» **WORK ORDER**: In the data below, how many lines contain the string "icon"? Give only the figure.

» **DATA FOR PROCESSING**:
****************

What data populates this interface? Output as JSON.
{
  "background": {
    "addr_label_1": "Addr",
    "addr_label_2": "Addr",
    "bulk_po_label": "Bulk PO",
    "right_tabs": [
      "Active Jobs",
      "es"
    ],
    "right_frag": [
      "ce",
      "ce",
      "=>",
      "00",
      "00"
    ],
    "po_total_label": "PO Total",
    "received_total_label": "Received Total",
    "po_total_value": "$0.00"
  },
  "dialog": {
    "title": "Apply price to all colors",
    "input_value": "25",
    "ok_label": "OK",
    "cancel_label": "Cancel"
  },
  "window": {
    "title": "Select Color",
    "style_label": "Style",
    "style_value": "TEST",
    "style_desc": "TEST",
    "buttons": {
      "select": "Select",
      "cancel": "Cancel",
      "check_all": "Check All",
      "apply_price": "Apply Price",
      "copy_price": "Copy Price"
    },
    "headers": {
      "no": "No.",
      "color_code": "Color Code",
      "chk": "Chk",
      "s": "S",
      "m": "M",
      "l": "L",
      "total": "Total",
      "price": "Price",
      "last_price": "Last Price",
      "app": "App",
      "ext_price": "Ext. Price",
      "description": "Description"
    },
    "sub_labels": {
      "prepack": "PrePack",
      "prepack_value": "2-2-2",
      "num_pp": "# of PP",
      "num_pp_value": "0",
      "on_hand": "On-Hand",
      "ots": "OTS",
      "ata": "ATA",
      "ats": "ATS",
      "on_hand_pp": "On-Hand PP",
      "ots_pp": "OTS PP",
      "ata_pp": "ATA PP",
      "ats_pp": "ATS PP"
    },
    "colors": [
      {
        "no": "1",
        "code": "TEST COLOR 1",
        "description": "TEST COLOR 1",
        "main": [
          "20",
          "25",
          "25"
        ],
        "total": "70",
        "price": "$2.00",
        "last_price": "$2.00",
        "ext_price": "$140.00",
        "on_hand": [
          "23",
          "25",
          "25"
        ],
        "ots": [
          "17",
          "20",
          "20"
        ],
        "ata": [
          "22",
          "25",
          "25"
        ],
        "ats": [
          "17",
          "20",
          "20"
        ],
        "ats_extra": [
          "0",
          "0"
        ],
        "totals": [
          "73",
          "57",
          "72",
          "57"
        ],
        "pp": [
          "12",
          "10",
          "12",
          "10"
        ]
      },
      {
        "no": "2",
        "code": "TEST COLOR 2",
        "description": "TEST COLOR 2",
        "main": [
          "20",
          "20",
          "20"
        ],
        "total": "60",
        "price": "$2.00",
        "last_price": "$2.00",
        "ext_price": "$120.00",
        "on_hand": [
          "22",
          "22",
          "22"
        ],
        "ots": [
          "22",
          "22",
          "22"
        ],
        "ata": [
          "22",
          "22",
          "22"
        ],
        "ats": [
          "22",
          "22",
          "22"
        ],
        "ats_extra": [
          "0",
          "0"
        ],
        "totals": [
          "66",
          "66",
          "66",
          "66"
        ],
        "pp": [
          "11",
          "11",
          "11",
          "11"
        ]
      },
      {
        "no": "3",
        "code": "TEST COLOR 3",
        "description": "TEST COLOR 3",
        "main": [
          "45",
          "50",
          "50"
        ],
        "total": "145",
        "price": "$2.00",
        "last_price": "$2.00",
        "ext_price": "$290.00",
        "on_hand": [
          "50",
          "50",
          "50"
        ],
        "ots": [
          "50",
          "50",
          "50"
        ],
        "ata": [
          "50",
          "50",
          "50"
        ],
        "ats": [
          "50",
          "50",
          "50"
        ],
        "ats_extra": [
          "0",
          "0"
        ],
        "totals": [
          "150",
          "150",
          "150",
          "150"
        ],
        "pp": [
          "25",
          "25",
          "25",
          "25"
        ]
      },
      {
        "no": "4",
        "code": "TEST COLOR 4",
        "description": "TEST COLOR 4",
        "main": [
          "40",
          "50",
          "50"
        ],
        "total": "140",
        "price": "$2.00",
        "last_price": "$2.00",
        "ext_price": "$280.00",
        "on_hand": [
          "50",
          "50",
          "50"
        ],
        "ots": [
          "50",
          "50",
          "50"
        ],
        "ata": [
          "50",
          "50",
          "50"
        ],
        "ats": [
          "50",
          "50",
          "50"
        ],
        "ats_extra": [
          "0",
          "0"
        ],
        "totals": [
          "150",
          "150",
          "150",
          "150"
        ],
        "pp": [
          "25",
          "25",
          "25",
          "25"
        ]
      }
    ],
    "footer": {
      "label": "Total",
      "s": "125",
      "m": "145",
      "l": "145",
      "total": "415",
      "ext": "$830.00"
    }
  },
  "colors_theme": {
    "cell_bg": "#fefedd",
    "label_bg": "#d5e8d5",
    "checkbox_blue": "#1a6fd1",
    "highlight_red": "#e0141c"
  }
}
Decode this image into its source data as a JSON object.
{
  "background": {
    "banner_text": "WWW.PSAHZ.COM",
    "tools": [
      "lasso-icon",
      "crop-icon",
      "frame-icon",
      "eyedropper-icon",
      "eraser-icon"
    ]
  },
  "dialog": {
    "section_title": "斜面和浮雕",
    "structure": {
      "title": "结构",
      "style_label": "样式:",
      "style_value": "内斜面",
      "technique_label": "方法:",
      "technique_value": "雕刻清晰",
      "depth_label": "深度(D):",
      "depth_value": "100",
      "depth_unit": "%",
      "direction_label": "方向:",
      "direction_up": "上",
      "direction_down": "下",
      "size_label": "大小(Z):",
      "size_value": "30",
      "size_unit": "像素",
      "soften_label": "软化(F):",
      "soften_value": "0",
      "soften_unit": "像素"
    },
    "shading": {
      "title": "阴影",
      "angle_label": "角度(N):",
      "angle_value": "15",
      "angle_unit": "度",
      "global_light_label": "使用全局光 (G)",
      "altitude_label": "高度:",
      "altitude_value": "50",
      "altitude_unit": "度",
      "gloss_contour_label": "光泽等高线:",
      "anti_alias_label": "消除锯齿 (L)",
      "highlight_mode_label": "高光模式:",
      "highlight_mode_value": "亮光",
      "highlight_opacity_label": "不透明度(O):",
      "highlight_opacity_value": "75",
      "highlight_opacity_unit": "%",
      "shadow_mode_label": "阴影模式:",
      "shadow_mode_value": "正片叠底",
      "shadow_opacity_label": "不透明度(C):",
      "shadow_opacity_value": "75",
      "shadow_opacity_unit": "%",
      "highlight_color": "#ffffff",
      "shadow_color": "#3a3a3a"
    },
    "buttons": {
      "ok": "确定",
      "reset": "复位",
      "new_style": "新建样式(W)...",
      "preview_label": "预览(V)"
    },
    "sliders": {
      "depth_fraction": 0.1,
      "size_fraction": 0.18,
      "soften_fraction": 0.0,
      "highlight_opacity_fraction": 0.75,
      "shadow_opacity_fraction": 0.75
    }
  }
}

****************

» **FINISHED TASK**: 5